#### Exercise aim
If a line includes the word "through", it belongs in the count; state the total for the data below and add nothing.

#### Stored entries
#####
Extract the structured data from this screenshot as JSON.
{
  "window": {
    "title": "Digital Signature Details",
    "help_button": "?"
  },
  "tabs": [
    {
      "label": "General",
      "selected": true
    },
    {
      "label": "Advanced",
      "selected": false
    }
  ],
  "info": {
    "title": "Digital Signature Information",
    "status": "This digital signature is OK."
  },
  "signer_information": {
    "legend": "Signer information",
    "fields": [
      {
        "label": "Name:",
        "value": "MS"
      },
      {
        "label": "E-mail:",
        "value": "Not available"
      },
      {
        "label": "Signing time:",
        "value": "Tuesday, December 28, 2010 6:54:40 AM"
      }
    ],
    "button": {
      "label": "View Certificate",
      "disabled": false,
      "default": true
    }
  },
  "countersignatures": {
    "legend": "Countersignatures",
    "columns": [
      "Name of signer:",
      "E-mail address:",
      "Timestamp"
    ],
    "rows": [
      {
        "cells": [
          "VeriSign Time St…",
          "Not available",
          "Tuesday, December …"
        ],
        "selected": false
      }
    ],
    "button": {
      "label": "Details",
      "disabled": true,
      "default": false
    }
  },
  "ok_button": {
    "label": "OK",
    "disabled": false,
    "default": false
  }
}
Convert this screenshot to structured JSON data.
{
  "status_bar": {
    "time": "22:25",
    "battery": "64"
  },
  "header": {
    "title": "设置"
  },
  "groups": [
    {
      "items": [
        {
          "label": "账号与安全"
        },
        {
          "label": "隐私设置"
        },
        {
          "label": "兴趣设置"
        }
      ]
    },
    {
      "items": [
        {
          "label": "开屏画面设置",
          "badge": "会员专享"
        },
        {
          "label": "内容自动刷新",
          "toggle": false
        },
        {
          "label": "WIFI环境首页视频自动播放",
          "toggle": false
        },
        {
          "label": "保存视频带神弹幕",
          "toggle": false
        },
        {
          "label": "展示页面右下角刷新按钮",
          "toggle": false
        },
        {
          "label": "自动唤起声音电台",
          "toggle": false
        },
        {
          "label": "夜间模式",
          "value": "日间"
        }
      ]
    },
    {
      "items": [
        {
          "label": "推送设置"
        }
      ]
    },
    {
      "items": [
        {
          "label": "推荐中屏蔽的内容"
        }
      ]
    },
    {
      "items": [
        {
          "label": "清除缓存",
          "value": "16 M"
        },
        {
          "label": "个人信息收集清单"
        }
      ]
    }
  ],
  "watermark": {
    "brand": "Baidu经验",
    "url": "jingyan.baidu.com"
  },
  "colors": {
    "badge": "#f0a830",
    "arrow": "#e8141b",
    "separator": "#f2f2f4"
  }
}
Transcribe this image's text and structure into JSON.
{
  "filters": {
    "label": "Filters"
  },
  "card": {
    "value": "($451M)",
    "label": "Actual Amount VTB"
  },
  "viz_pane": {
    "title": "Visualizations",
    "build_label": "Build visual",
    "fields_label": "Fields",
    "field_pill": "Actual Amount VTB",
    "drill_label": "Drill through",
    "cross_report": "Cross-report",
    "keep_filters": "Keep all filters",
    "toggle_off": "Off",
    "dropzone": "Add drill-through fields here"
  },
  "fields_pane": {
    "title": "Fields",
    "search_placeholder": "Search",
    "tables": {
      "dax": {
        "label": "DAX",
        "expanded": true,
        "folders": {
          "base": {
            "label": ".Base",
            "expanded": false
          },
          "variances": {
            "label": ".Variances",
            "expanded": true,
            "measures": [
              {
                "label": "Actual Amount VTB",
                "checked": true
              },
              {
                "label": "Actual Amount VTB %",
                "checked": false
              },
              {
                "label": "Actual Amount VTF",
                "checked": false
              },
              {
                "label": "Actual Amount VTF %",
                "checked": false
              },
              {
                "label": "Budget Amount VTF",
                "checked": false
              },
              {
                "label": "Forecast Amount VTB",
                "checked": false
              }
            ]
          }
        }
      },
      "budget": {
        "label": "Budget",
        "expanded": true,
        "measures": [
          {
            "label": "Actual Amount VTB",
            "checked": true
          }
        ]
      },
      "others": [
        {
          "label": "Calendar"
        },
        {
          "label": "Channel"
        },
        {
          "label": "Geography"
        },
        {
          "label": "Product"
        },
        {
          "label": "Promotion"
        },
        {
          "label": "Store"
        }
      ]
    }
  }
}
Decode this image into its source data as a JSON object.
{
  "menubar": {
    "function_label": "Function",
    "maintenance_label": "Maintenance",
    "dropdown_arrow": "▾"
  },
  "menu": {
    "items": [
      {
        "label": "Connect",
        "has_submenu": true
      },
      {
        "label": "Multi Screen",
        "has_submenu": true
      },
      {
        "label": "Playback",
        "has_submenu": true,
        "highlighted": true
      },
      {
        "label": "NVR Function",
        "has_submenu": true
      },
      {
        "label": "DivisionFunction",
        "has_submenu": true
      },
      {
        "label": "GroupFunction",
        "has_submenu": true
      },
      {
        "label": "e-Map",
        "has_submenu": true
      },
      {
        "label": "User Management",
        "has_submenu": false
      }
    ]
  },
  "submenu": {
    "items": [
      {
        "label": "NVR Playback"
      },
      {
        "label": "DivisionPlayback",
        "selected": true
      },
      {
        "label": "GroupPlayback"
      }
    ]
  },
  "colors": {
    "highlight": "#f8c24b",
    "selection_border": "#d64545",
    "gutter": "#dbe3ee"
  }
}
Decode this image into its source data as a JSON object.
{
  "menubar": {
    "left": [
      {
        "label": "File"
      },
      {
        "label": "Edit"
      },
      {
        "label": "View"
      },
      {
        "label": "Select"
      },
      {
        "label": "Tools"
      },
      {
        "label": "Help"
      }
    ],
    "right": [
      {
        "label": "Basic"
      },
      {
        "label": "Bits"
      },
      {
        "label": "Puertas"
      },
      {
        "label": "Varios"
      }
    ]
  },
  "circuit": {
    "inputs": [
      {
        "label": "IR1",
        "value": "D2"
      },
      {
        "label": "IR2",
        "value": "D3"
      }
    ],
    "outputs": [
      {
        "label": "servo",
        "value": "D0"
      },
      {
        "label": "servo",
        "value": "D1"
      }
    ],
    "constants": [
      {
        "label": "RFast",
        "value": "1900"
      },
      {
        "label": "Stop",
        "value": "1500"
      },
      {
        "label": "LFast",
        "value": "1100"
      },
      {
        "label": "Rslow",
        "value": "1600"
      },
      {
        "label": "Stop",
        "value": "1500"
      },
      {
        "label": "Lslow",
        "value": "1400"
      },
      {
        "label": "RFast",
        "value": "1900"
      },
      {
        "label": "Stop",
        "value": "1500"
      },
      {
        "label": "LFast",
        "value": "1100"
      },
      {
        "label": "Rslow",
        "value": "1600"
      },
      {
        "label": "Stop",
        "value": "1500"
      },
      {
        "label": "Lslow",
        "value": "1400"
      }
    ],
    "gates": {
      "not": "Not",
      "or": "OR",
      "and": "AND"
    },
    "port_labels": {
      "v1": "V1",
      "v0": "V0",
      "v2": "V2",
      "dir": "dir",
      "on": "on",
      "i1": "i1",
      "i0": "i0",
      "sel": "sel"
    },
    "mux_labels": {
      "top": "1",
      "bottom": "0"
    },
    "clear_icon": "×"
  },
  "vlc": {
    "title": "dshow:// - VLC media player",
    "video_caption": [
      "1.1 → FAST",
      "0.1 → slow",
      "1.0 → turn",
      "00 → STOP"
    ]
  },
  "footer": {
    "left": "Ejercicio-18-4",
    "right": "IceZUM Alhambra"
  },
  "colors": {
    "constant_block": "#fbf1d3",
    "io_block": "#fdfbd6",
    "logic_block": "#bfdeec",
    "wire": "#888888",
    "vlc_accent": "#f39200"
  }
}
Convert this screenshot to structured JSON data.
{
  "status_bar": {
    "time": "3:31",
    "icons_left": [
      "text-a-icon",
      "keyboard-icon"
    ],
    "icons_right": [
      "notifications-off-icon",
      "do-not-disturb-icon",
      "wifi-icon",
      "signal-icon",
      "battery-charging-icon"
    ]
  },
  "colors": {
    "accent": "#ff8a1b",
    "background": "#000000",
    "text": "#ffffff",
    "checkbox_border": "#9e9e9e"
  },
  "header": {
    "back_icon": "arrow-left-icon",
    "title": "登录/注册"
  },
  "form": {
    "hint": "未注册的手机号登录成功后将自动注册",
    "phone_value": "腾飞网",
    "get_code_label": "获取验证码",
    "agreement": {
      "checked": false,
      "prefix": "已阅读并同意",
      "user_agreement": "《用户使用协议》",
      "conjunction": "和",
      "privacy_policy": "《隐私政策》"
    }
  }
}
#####
#### The answer
2